The remnant will be the instruments of Divine retribution against the gentiles. It will be the remnant's "hand" which "shall be lifted up upon thine adversaries." And it will be "all [the remnant's] enemies [which] shall be cut off." So, who will be the remnant's "adversaries?" Who will be their "enemies?"
The Lord promises to "gather my people together" --and the only ones He has called His people are the Nephite audience, never the gentiles. (See 3 Nephi 16: 8-9; 3 Nephi 20: 15, 27; 3 Nephi 21: 2.) The Lord's people to be gathered, the promised inheritors of the land, the chosen and covenant people are the remnant. This prophecy is about them. The gentiles are only included to the extent that a few of them will repent. (3 Nephi 16: 13; 3 Nephi 21: 6.)
The "sheaves into the floor" is a harvest image. It is an end-of-times view, because it involves harvest time. "Gathering the sheaves into the floor" is a reference to latter-day Zion, where a group is first "gathered" before the burning of the fields that always follows.
Again the Lord calls the remnant "my people" while clarifying that His people are those "with whom the Father hath covenanted." To covenant with the Father is to receive a Father. The Father does not covenant with strangers. His covenants are with His household. So this is the Family of God.
The "iron horn" and the "brass hoofs" are also symbolic images. What does a "horn" represent? In the context of judgment, does the "horn" hold additional meaning? Why is the horn said to be "iron?" What do the hoofs represent? In the context of judgment do the "hoofs" have additional meaning? Why are they "brass?" How stern and unrelenting will the judgment be? How complete will it become for the "people" to be "beat in pieces?" How terrible will the pouring out of judgment become?
Why would judgment be so severe upon a people who claim to be godly? Think about the introduction to Joseph Smith at the time the restoration of all things was offered. (JS-H 1: 19.) Compare that to the statement made by the mortal Christ when the Pharisees were confronting Him about violating the rituals and practices of the religious hierarchy at the time. (Mark 7: 5-9.) Christ offered them the fullness of His Gospel and they rejected it. The judgment which followed was unlike anything that went before. Christ warned them it would be so. (Matt. 24: 21.) Nevertheless, they refused to accept the fullness offered them, continued on in their religious traditions, and were besieged by Roman legions and slain en masse. The account from Josephus is difficult and shocking to read. Mothers cannibalizing their infants to satiate their hunger pains. It is as if hell itself opened upon Jerusalem.
Rejection of the fullness of Christ's Gospel carries terrible consequences. We have seen it before. And, when it was rejected before, it was done in preference to traditions from men. The arm of flesh and a religion multiplied the commandments of men until every aspect of life was controlled by religion. How one dressed, what they ate, how they observed the Sabbath, what things were considered clean and unclean, how to appear in public in order to conform to the right look, vocabulary and conduct. These were very religious people. I've discussed them in Come, Let Us Adore Him. I assume you're familiar with that.
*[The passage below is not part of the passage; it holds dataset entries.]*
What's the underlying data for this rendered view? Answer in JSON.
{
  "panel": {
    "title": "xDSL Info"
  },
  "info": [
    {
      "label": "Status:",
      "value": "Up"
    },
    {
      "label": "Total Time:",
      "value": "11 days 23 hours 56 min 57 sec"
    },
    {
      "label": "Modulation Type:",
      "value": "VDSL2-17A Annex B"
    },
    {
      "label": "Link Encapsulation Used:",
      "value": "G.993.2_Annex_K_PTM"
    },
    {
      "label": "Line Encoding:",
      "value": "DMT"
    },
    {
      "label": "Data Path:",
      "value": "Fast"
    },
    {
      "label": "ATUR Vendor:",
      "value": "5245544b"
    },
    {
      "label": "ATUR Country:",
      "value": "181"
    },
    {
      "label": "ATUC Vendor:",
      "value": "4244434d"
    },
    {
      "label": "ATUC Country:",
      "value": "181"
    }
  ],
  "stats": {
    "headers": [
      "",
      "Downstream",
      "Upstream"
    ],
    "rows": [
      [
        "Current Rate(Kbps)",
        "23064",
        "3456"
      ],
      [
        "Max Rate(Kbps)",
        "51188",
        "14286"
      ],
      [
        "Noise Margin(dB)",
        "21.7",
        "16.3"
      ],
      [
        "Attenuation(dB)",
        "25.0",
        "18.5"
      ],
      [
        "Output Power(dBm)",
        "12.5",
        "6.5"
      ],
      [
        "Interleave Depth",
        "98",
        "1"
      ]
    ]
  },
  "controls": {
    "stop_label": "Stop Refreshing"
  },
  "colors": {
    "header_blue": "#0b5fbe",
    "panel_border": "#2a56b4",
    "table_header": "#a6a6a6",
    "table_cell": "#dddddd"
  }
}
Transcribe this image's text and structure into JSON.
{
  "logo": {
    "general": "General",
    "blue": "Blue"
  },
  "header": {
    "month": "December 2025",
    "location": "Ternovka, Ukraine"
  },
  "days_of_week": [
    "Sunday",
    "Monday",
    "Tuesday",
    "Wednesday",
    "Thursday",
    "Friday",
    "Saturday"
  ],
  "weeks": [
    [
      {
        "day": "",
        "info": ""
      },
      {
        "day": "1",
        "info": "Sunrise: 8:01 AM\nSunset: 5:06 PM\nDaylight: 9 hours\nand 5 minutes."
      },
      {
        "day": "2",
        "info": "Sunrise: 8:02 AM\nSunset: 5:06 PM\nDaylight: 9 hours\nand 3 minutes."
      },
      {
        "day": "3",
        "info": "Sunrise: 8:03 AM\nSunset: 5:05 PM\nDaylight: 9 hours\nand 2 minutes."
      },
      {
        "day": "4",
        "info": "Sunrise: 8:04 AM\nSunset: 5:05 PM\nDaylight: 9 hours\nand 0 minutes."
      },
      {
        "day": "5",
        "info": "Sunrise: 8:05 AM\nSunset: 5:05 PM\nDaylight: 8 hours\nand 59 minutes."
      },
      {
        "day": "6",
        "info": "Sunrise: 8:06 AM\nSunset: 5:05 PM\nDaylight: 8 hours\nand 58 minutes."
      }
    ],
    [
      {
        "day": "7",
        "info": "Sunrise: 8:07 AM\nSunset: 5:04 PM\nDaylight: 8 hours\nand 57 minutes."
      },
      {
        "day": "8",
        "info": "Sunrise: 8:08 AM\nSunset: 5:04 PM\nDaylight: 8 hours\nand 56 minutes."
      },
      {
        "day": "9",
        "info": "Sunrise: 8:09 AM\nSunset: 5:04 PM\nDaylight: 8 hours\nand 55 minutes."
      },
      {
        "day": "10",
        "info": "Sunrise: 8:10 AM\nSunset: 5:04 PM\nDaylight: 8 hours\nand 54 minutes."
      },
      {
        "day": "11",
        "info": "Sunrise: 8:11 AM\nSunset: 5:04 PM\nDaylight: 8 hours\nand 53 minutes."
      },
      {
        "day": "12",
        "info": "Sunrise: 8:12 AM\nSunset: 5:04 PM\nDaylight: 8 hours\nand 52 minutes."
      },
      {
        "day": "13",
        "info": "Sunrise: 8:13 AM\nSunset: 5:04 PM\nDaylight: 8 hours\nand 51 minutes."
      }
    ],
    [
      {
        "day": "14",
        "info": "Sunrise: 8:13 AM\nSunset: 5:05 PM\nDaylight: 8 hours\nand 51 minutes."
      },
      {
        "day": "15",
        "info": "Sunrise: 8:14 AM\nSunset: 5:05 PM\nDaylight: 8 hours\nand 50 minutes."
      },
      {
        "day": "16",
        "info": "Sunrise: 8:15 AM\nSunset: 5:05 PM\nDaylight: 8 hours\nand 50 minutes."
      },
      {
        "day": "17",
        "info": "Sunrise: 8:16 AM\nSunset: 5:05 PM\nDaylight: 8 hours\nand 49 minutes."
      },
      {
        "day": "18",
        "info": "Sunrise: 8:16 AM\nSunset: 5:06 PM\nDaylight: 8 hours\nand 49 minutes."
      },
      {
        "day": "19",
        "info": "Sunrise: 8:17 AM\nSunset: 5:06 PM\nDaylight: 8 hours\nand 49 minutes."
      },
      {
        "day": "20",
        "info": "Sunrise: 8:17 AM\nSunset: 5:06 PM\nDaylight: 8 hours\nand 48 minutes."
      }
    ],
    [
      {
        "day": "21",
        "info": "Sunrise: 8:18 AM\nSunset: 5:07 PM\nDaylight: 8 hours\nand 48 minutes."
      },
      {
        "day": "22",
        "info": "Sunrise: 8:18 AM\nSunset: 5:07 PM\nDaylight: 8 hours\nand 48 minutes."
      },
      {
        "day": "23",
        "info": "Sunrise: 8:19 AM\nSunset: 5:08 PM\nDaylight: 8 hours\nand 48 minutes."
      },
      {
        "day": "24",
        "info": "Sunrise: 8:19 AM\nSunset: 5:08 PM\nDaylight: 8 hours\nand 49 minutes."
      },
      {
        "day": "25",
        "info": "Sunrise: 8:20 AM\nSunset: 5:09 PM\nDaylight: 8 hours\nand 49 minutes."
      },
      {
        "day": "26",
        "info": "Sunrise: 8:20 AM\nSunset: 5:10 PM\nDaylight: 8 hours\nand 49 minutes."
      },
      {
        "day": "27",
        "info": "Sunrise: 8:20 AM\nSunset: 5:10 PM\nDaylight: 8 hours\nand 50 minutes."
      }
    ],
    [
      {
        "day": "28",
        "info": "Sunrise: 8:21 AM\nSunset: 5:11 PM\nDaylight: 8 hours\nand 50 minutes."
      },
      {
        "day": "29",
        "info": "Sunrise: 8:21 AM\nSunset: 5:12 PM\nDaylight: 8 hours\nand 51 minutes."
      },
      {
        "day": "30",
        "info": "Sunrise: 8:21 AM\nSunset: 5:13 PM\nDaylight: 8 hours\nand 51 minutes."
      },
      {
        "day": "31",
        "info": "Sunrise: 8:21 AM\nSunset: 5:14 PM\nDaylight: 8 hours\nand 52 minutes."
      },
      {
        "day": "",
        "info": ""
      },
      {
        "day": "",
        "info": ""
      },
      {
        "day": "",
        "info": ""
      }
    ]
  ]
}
Thank goodness we are not like them. We have the fullness, don't we? We are safe and in the right path and none can molest us or make us afraid. For we are the chosen people.
Well those other people (not us) who rejected the fullness of the Gospel, those are the ones who will be broken into pieces. Then their "gain" and their "substance" will be consecrated to the Lord. So they will live the law of consecration after all! Only it will be postmortem. That is, once killed, the Lord can use their gain and substance to provide for His people.
The Lord is, after all, the same yesterday, today and tomorrow. When He invites us in meekness to come to Him, we should realize that failure to come risks the judgments that have always been terrible to bear. Those Old Testament events we have a difficult time associating with Christ will become associated with Christ again. Just as His New Testament judgments were His and terrible to behold. He is the same. We should expect that when the time ends and we have not met our appointment, we actually do risk rejection and judgment.